Before you begin rendering, always remember to check your Output Folder location is set correctly and to Name your video file. Then press the Render button and wait for the magical leprechauns hiding in your computer to create your first video using the Avid DNxHD Codec.
If you would now like to render your final delivery video using Handbrake, I recommend you read my detailed beginners guide for how to use Handbrake here:
How to use Handbrake 1.1.1 - Beginners Guide for Exporting Video
Acknowledgement and Thank You
I would like to acknowledge the original source for this tutorial. It was many years ago that I discovered this tutorial on John Rofrano's website.

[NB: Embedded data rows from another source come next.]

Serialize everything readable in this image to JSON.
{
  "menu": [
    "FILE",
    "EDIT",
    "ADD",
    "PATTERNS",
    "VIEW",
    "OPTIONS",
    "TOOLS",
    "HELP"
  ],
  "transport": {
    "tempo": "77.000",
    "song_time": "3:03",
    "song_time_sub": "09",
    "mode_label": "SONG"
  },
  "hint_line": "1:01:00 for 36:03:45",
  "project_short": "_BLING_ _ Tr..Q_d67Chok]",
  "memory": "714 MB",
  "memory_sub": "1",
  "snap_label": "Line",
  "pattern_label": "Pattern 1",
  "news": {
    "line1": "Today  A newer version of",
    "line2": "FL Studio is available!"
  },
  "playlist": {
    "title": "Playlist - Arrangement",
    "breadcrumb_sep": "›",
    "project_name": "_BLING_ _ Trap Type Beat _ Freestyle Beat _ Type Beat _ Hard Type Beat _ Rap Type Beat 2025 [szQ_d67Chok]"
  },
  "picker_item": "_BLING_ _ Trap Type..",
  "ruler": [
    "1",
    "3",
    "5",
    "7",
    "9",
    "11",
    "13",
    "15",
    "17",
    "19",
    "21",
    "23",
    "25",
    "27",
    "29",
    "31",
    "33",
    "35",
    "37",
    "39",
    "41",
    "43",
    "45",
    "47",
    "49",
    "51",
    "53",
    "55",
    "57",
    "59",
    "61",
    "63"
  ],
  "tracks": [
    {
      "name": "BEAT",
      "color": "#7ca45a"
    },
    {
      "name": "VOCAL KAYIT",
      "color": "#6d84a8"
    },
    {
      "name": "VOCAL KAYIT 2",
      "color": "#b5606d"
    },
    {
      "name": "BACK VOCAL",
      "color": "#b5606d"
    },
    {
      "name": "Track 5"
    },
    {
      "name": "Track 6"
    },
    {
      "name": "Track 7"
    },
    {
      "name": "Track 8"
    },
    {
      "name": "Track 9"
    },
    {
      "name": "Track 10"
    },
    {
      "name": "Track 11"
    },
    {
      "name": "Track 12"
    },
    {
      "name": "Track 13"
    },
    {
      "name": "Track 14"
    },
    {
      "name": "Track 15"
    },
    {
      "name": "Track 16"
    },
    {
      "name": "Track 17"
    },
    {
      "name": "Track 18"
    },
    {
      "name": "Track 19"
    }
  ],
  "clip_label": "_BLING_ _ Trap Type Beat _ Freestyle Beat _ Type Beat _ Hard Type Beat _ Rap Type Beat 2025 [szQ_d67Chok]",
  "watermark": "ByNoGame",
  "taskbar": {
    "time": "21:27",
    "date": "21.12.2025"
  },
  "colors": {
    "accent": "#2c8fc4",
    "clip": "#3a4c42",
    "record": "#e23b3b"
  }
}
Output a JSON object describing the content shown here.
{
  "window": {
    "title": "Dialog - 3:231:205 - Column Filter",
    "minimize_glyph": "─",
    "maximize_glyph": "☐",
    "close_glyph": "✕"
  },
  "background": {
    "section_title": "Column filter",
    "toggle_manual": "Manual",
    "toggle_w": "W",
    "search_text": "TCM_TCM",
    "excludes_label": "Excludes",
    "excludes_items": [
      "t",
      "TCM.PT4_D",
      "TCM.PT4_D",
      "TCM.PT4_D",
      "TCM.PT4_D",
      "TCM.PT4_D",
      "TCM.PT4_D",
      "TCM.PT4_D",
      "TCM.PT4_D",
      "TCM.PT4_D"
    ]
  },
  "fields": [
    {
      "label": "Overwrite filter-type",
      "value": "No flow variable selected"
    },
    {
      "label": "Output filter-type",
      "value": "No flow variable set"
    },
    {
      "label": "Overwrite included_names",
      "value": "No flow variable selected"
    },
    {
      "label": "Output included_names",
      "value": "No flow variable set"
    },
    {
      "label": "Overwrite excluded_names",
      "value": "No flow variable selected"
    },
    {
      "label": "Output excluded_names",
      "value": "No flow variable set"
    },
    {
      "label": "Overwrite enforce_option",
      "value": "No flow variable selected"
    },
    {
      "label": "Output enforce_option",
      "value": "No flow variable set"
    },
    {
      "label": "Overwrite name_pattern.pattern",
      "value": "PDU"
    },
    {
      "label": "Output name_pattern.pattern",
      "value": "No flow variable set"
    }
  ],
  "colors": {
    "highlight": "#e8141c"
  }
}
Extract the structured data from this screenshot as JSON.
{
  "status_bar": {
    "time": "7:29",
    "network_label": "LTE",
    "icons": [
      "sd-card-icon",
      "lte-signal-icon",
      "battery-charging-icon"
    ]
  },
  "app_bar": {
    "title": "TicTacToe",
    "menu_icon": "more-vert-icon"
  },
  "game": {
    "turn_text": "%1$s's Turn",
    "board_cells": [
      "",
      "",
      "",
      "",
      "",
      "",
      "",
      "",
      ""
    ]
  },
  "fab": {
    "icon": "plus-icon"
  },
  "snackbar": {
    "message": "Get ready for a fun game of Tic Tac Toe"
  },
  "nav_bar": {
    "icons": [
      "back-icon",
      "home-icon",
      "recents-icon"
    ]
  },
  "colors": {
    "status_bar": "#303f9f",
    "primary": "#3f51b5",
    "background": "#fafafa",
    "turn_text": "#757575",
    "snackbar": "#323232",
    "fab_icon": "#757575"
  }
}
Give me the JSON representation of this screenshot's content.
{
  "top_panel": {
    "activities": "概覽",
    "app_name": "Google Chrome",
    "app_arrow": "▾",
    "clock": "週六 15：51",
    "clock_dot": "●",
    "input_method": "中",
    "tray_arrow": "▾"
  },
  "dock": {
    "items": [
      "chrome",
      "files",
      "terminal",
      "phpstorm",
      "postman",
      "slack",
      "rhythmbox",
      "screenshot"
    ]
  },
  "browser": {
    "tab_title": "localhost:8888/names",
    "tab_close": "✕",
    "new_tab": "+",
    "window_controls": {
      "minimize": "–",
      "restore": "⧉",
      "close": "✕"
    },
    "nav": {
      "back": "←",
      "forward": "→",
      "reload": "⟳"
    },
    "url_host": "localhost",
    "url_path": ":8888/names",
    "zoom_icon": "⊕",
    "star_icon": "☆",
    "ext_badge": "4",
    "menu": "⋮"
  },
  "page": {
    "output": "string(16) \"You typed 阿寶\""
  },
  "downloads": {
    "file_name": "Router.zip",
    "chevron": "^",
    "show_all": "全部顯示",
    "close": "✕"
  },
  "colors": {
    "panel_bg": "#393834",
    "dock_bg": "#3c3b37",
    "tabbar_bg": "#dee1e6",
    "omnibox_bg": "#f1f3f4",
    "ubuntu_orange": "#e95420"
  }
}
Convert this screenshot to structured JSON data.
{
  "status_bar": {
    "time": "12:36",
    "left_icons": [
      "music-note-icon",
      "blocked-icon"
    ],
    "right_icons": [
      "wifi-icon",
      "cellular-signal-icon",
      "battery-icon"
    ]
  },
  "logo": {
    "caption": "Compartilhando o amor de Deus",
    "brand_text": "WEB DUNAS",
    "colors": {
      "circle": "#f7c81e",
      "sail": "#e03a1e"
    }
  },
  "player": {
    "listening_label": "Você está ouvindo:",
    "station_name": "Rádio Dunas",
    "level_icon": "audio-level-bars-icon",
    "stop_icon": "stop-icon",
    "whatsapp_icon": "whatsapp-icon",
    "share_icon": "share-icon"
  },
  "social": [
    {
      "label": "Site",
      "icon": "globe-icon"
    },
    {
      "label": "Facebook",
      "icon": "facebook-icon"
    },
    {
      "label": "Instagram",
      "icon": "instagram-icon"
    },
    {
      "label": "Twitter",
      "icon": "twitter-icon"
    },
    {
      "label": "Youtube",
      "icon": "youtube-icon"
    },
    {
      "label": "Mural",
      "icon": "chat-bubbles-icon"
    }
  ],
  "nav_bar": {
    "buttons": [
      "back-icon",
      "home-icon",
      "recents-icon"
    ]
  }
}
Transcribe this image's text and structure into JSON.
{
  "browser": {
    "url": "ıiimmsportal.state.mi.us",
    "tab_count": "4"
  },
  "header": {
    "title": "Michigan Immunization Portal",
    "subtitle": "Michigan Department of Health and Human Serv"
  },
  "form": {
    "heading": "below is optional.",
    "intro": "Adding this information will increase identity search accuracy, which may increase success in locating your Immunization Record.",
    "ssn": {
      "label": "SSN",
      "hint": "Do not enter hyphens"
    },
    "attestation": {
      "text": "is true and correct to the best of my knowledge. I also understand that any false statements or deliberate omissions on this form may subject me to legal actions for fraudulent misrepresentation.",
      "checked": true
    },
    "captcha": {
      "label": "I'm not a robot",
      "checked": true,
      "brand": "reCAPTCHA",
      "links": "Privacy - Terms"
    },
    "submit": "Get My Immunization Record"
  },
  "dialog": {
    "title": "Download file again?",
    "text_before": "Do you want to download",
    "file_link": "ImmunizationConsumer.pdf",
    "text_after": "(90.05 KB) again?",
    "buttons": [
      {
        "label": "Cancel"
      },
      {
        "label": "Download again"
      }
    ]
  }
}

John Rofrano is one of the best and most knowledgeable teachers on how to use Vegas Pro. You will often find John helping out people on the official Vegas Pro forums and the Creative Cow Vegas Pro forum.
I also need to thank George from the Movie Studio Zen Forum, who taught me the trick about rendering 50p and 60p DNxHD video, using the combination of a high frame setting in Vegas and a half frame rate output profile in Avid DNxHD.
Related Topics and Tutorials
How to export Cineform video with Vegas Pro and Vegas Movie Studio
How to export video from Vegas Pro to Handbrake
How to export video from Vegas Movie Studio Platinum to Handbrake
How to use Handbrake 1.1.1 - Beginners Guide for Exporting Video